"A person reacts to stress by breathing in shallow patterns using chest muscles. The habit carries to times even when not stressed and erodes into times of sleep. [...] When excess CO2 is exhaled, blood becomes too alcaline, leading to vasoconstriction, which causes a feeling of apprehension. The breathing pattern worsens and alkalization leads to increasingly sensitive nerve endings until pain can occur even during tasks, which were once pain free. Overused muscles (once postural but now used for breathing) retain acid wastes becoming stiff and fatigue easily as they are used for non-productive energy even during sleep. Spinal joints stiffen as they fail to move properly during breathing. The person seeks more rest and less movement. [...] Finally sleep deprivation then brings about mood and cognitive changes. This quickly becomes a case of physiology overwhelming psychology. By the time shallow breathers are seen in clinics, it may appear that the psychology is overwhelming the physiology and such patients are labeled psychosomatic".
Colangelo, Joy. Embodied Wisdom : What our anatomy can teach us about the art of living. iUniverse, 2003, p. 112-113
"...Diaphragmatic breathing, with the belly expanding to the front and sides during inhalation [...] has the following effects on cardiac function:

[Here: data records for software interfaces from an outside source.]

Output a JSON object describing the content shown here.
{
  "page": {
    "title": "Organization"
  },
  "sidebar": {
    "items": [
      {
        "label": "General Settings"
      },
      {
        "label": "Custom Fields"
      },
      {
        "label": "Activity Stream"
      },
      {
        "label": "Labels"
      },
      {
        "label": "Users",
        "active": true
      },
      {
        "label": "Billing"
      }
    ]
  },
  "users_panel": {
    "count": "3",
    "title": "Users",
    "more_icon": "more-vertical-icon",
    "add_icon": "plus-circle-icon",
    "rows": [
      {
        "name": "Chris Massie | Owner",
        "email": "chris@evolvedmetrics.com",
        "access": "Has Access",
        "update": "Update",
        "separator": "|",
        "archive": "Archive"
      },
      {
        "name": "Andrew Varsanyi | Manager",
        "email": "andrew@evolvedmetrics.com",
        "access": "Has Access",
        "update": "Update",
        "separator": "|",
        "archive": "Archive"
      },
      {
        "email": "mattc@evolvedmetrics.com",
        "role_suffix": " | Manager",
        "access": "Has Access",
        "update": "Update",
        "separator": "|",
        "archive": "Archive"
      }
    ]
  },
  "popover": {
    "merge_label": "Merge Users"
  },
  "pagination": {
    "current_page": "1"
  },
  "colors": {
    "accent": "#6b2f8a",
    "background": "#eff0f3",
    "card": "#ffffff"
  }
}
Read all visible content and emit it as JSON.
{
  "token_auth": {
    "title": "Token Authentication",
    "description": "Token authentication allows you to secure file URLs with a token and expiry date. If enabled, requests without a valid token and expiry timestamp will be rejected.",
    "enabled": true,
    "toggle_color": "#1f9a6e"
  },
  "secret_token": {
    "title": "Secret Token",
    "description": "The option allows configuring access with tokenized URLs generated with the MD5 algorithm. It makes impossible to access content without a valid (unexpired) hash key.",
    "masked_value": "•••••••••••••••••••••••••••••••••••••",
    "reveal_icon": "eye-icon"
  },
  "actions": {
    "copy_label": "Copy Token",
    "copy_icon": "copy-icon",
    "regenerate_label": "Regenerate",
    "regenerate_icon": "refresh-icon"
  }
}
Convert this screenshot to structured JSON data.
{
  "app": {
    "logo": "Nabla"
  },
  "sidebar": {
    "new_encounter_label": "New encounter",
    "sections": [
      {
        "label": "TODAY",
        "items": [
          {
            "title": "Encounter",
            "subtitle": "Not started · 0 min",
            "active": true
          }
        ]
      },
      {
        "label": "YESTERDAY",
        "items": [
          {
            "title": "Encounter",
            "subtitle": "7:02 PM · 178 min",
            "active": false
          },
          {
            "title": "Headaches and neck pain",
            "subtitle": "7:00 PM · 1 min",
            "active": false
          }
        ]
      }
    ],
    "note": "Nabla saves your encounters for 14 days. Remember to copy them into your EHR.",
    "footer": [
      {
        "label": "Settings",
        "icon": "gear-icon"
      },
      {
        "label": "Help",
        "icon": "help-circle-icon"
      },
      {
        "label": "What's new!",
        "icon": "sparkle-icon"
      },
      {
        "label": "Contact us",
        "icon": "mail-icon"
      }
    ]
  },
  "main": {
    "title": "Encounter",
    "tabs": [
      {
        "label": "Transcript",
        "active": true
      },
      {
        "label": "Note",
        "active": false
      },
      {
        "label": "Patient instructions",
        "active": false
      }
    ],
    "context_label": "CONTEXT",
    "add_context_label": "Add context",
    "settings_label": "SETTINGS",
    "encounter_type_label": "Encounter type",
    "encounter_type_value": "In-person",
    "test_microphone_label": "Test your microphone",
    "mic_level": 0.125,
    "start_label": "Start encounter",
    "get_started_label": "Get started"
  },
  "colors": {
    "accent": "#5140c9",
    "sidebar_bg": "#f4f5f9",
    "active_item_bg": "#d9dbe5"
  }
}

- decreased heart rate
- decreased cardiac output
- reduced peripheral systolic blood pressure
- regulation of the cardiovascular system by parasympathetic functions of the autonomic nervous system
- regulation of the heartbeat by the ebb and flow of respiratory sinus arrhythmia.
Hanna, Thomas. Somatics. Da Capo Press, 1988, p. xiii
"For those who prefer the 'certainty' of physiological science, it may help to understand the localization of the olfactory system in our central nervous system. Over the course of evolution our have enlarged like a city that grows progressively. There is the historical part: the antique city that embraces the oldest quarters, which in our brain is the 'reptile' or 'primitive' part - the palocortex. Then, there is the new districts of the city, or the neocortex. The most sensitive nerve endings that cover the area of the olfactory receptors are in direct contact with the 'old city', or with the part of the brain that is the seat of instinct, inherited from our most distant ancestors. With reflexive mechanisms [i.e. breathing exercises] we touch the 'visceral brain' and therefore organs such as the heart, blood vessels, bladder, intestine and gall bladder. Through other connections we also influence the pituary gland and the hypothalamus that both lie in the primitive brain; in this way we stimulate, through the use of hormones, the whole endocrine system - the 'chemical nervous system'".
Pelizzari, U., Tovaglieri, S. Manual of Freediving: Underwater on a Single Breath. Idelson Gnocchi, 2004, p. 114